The situation of Surveyor of the Public buildings of the USts. at Washington, being vacated by the resignation of Mr. Latrobe, I would take the liberty to solicit your favor to my application for this office. Having the honor of being the first American that has passed through a course of Architectural studies in his own country, I feel desirous to contribute what talents I possess to my country’s service.
The advantages I have had in being under the tuition of a man so eminent for talents and good taste, as Mr. Latrobe; and the subsequent experience in the practice of my profession, which has fallen to my lot, induce me to indulge the hope, that I may not be found unworthy of your good opinion.
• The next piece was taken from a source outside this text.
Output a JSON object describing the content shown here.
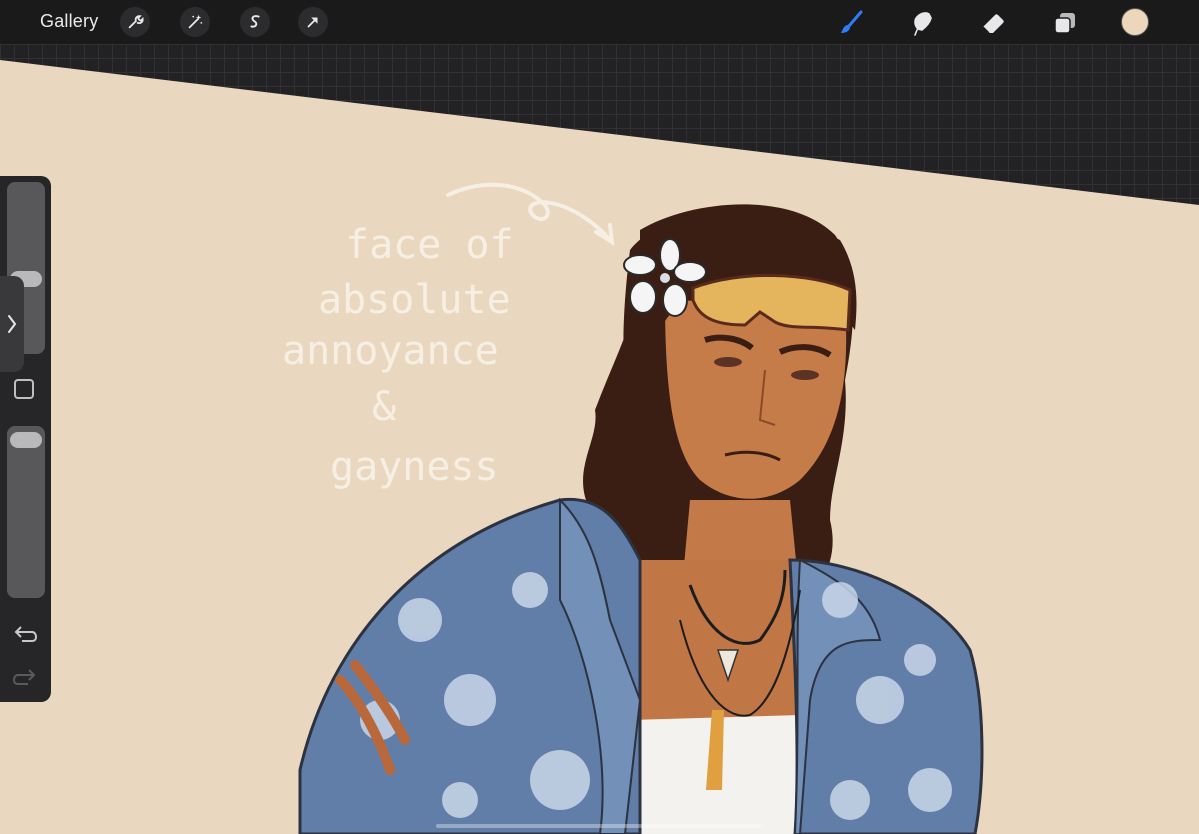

I shall not take up your time Sir, in detailing to you the many buildings public and private that have been erected in this City, at Richmond, and elsewhere under my direction (as evidences of my capacity,) but would take the liberty of referring you to the recommendation which my good friends Mr. Jefferson, General Smith (my father in law) and other gentlemen have honored me with, trusting that these will suffice to commend me to your confidence.1
My object in now soliciting this situation arises from a wish, that should I have the honor of your approbation I may turn my attention in time, to the examination of the subject of the best mode of finishing the Capitol at Washington, so as to combine utility with ornament; that when Congress shall think it expedient to make appropriations, I may be prepared to exhibit to you, other objects that may be embraced, within the same scope of expense, independent of the mere Architectural character of the building.
Excuse Sir this interruption and permit me to salute you with sentiments of the highest respect.
RC (DLC). Docketed by JM.
1. See Thomas Jefferson to JM, 17 Feb. 1814, and John Brockenbrough to JM, 28 Feb. 1814. No letter recommending Mills to JM from Mills’s father-in-law, John Smith, has been found. Smith (1750–1836) moved in 1773 to the vicinity of Winchester, Virginia, where he built an estate called Hackwood Park. He served in the Revolutionary War and attained the rank of major general in the Virginia militia, represented the Winchester district in Congress, 1801–15, and was a member of the Virginia House of Delegates in the 1820s. His daughter Eliza married Mills in 1808 (Louise Pecquet du Bellet, Some Prominent Virginia Families [1907; reprint, 4 vols. in 2; Baltimore, 1976], 4:94–99; Liscombe, Altogether American, 25, 35).